HomeAbout UsFAQsResourcesBankruptcy BlogContact Us
Southern California Law Advocates, P.C.
Contact Us
Name:
Email:
Phone:
Message:

Office Locations:

Riverside Office

11801 Pierce St.
Suite 200
Riverside, CA 92505
(951) 241-8070
Read More +

Temecula Office

41690 Enterprise Circle N.
Ste. 202
Temecula, CA 92590
(951) 294-5471
Read More +

Orange Office

2112 E. Fourth St.
Ste. 103
Santa Ana, CA 92705
(866) 337-7220
Read More +

Long Beach Office

3711 Long Beach Blvd.
Ste. 710
Long Beach, CA 90807
(562) 506-0016
Read More +

Los Angeles Office

515 S. Flower St.
36th Floor
Los Angeles, CA 90071
(213) 330-8999
Read More +

Are Revocable Trusts Protected in Bankruptcy?

Many people have opted to have a living trust created that provides for the distribution of their assets after their death. Most of the living trust that are created are revocable, meaning that they are subject to change.
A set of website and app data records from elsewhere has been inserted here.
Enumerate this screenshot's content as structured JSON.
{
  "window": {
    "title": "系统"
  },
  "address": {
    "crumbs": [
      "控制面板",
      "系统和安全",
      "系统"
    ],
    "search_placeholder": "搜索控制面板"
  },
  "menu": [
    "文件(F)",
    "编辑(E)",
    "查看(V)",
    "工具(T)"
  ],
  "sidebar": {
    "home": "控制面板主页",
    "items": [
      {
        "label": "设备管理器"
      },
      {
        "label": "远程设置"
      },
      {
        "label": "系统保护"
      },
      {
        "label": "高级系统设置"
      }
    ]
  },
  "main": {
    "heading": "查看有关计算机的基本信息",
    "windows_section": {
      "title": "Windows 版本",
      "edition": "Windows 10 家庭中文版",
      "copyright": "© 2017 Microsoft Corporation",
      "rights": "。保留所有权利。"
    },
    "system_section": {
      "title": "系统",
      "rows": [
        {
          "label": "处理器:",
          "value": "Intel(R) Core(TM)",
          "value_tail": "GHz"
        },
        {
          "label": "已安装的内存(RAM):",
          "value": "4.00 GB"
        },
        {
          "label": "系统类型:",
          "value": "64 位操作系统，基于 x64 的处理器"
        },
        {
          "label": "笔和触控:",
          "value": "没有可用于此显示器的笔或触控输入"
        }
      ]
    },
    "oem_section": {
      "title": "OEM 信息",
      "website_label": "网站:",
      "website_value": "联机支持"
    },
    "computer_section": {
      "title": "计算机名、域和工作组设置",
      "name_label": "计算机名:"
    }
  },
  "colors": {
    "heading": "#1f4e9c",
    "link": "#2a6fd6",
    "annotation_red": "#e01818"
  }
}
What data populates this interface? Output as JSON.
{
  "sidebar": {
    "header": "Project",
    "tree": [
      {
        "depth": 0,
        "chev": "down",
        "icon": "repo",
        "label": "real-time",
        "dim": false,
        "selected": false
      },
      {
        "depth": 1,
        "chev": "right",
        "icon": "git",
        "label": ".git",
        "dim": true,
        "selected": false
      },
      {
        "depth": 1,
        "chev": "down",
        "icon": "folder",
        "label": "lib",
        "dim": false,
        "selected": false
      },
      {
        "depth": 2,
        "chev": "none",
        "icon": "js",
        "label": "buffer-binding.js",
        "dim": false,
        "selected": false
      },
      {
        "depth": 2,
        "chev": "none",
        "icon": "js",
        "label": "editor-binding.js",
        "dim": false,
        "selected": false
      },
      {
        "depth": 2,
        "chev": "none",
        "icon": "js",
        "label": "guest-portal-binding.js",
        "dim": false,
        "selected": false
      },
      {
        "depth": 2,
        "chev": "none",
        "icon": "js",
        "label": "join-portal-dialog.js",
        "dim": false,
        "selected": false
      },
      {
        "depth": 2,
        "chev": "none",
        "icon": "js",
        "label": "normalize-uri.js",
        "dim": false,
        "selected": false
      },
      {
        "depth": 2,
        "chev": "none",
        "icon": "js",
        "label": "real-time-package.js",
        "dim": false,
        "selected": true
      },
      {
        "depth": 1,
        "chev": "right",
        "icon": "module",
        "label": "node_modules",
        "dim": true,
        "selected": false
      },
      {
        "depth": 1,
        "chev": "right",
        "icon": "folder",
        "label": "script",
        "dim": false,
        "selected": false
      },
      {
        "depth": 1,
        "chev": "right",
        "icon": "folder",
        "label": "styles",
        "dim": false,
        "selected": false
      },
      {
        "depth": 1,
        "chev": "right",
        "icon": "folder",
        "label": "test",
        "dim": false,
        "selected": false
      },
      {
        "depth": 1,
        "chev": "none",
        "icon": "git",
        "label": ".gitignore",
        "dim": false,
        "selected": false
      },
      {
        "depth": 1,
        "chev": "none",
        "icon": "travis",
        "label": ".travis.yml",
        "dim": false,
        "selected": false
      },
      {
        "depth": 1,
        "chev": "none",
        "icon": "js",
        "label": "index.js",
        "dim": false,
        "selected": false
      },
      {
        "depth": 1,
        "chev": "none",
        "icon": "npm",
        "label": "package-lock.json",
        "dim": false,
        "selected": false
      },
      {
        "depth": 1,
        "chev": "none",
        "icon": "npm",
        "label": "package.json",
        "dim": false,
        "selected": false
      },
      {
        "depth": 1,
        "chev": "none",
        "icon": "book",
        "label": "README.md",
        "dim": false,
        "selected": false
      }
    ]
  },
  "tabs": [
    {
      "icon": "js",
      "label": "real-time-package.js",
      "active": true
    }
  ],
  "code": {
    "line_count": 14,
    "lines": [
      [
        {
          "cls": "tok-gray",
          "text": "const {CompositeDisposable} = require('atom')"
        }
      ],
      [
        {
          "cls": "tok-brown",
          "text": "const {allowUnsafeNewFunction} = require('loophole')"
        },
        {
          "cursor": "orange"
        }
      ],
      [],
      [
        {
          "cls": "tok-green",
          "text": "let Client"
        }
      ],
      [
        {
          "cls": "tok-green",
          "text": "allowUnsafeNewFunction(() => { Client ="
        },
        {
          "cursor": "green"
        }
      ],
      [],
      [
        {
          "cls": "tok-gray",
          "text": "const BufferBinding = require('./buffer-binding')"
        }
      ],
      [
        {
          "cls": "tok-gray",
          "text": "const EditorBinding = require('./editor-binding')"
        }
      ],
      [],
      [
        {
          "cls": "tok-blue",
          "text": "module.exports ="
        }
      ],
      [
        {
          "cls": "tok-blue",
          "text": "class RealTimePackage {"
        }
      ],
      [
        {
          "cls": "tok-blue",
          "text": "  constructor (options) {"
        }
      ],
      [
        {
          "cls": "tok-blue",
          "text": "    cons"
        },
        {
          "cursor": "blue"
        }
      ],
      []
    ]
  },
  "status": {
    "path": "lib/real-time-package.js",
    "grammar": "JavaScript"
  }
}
A revocable trust can the modified, altered, to change the assets that are in the trust and who the assets are distributed to. A revocable  trust names beneficiaries who will be entitled to a certain portion of the assets after the settlor's death (the creator of the trust). If  you are listed as a beneficiary of a living trust you may be worried whether filing for bankruptcy may put the assets in the trust at risk.

When you file for bankruptcy , your assets become part of a bankruptcy estate that can be used to pay creditors with. Each state has bankruptcy exemptions  that protects certain assets from being liquidated to pay creditors with. If you are a beneficiary of a living trust then you need to understand whether it will become part of the bankruptcy estate and whether it can be used to pay creditors with. If  trust is a revocable living trust at the time the bankruptcy case was filed then generally courts have ruled that the trust is not part of the bankruptcy estate where it contains a valid spendthrift provision. Section 541 (c)(2)of the bankruptcy code provides that " a restriction on the transfer of a beneficial interest of the debtor in a trust that is enforceable under applicable nonbankruptcy law is enforceable in a case under this title".   What this means is that if you are a beneficiary of a revocable living trust with a valid spendthrift provision, then the trust is not part of the bankruptcy estate. A spendthrift trust  is a trust that prohibits the assets from being assigned, transferred or encumbered for the benefit of creditors before the asset is distributed to the beneficiary. If the revocable trust contains a provision  that is considered valid under your state then the trust assets do not become part of the bankruptcy estate.

If you are a considering filing for bankruptcy and are a beneficiary of a living trust it is important that you consult with an experienced bankruptcy attorney prior to filing. It is important that you aware of any potential risk that may allow the bankruptcy trustee to liquidate the trust assets for the benefit of creditors.

Comments

No Comments Posted

Southern California Bankruptcy Attorneys | Contact Us | Site Map | Privacy Policy

The information on this website is for general information purposes only. Nothing on this site should be taken as legal
advice for any individual case or situation. This information is not intended to create, and receipt or viewing does not constitute, an attorney-client relationship.